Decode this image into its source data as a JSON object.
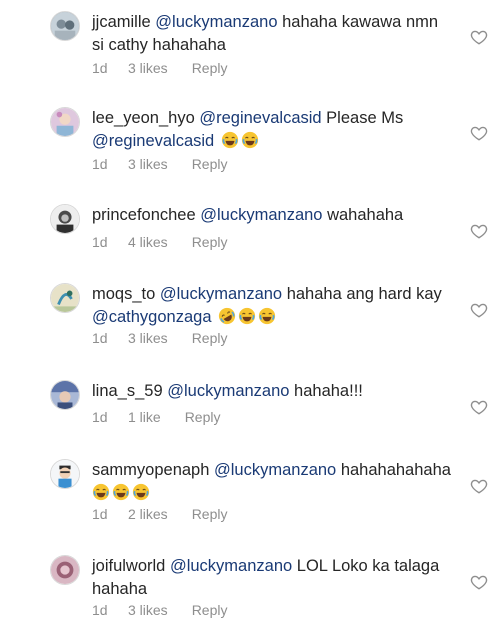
{
  "comments": [
    {
      "username": "jjcamille",
      "mention": "@luckymanzano",
      "text": " hahaha kawawa nmn\nsi cathy hahahaha",
      "time": "1d",
      "likes": "3 likes",
      "reply": "Reply",
      "avatar_icon": "photo-avatar-icon",
      "avatar_color": "#9aa7b2",
      "emojis": []
    },
    {
      "username": "lee_yeon_hyo",
      "mention": "@reginevalcasid",
      "text": " Please Ms ",
      "mention2": "@reginevalcasid",
      "time": "1d",
      "likes": "3 likes",
      "reply": "Reply",
      "avatar_icon": "photo-avatar-icon",
      "avatar_color": "#c9a6c7",
      "emojis": [
        "crying-laughing-emoji-icon",
        "crying-laughing-emoji-icon"
      ]
    },
    {
      "username": "princefonchee",
      "mention": "@luckymanzano",
      "text": " wahahaha",
      "time": "1d",
      "likes": "4 likes",
      "reply": "Reply",
      "avatar_icon": "photo-avatar-icon",
      "avatar_color": "#6b6b6b",
      "emojis": []
    },
    {
      "username": "moqs_to",
      "mention": "@luckymanzano",
      "text": " hahaha ang hard kay\n",
      "mention2": "@cathygonzaga",
      "time": "1d",
      "likes": "3 likes",
      "reply": "Reply",
      "avatar_icon": "photo-avatar-icon",
      "avatar_color": "#9bb7a3",
      "emojis": [
        "rolling-laughing-emoji-icon",
        "crying-laughing-emoji-icon",
        "crying-laughing-emoji-icon"
      ]
    },
    {
      "username": "lina_s_59",
      "mention": "@luckymanzano",
      "text": " hahaha!!!",
      "time": "1d",
      "likes": "1 like",
      "reply": "Reply",
      "avatar_icon": "photo-avatar-icon",
      "avatar_color": "#7b8fb5",
      "emojis": []
    },
    {
      "username": "sammyopenaph",
      "mention": "@luckymanzano",
      "text": " hahahahahaha\n",
      "time": "1d",
      "likes": "2 likes",
      "reply": "Reply",
      "avatar_icon": "cartoon-avatar-icon",
      "avatar_color": "#e8eef3",
      "emojis": [
        "crying-laughing-emoji-icon",
        "crying-laughing-emoji-icon",
        "crying-laughing-emoji-icon"
      ]
    },
    {
      "username": "joifulworld",
      "mention": "@luckymanzano",
      "text": " LOL Loko ka talaga\nhahaha",
      "time": "1d",
      "likes": "3 likes",
      "reply": "Reply",
      "avatar_icon": "photo-avatar-icon",
      "avatar_color": "#b8869a",
      "emojis": []
    }
  ],
  "colors": {
    "text": "#262626",
    "mention": "#1a3a75",
    "meta": "#8e8e8e",
    "heart": "#8e8e8e"
  }
}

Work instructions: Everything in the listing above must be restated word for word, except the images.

Written answer:
Decode this image into its source data as a JSON object.
{
  "comments": [
    {
      "username": "jjcamille",
      "mention": "@luckymanzano",
      "text": " hahaha kawawa nmn\nsi cathy hahahaha",
      "time": "1d",
      "likes": "3 likes",
      "reply": "Reply",
      "avatar_icon": "photo-avatar-icon",
      "avatar_color": "#9aa7b2",
      "emojis": []
    },
    {
      "username": "lee_yeon_hyo",
      "mention": "@reginevalcasid",
      "text": " Please Ms ",
      "mention2": "@reginevalcasid",
      "time": "1d",
      "likes": "3 likes",
      "reply": "Reply",
      "avatar_icon": "photo-avatar-icon",
      "avatar_color": "#c9a6c7",
      "emojis": [
        "crying-laughing-emoji-icon",
        "crying-laughing-emoji-icon"
      ]
    },
    {
      "username": "princefonchee",
      "mention": "@luckymanzano",
      "text": " wahahaha",
      "time": "1d",
      "likes": "4 likes",
      "reply": "Reply",
      "avatar_icon": "photo-avatar-icon",
      "avatar_color": "#6b6b6b",
      "emojis": []
    },
    {
      "username": "moqs_to",
      "mention": "@luckymanzano",
      "text": " hahaha ang hard kay\n",
      "mention2": "@cathygonzaga",
      "time": "1d",
      "likes": "3 likes",
      "reply": "Reply",
      "avatar_icon": "photo-avatar-icon",
      "avatar_color": "#9bb7a3",
      "emojis": [
        "rolling-laughing-emoji-icon",
        "crying-laughing-emoji-icon",
        "crying-laughing-emoji-icon"
      ]
    },
    {
      "username": "lina_s_59",
      "mention": "@luckymanzano",
      "text": " hahaha!!!",
      "time": "1d",
      "likes": "1 like",
      "reply": "Reply",
      "avatar_icon": "photo-avatar-icon",
      "avatar_color": "#7b8fb5",
      "emojis": []
    },
    {
      "username": "sammyopenaph",
      "mention": "@luckymanzano",
      "text": " hahahahahaha\n",
      "time": "1d",
      "likes": "2 likes",
      "reply": "Reply",
      "avatar_icon": "cartoon-avatar-icon",
      "avatar_color": "#e8eef3",
      "emojis": [
        "crying-laughing-emoji-icon",
        "crying-laughing-emoji-icon",
        "crying-laughing-emoji-icon"
      ]
    },
    {
      "username": "joifulworld",
      "mention": "@luckymanzano",
      "text": " LOL Loko ka talaga\nhahaha",
      "time": "1d",
      "likes": "3 likes",
      "reply": "Reply",
      "avatar_icon": "photo-avatar-icon",
      "avatar_color": "#b8869a",
      "emojis": []
    }
  ],
  "colors": {
    "text": "#262626",
    "mention": "#1a3a75",
    "meta": "#8e8e8e",
    "heart": "#8e8e8e"
  }
}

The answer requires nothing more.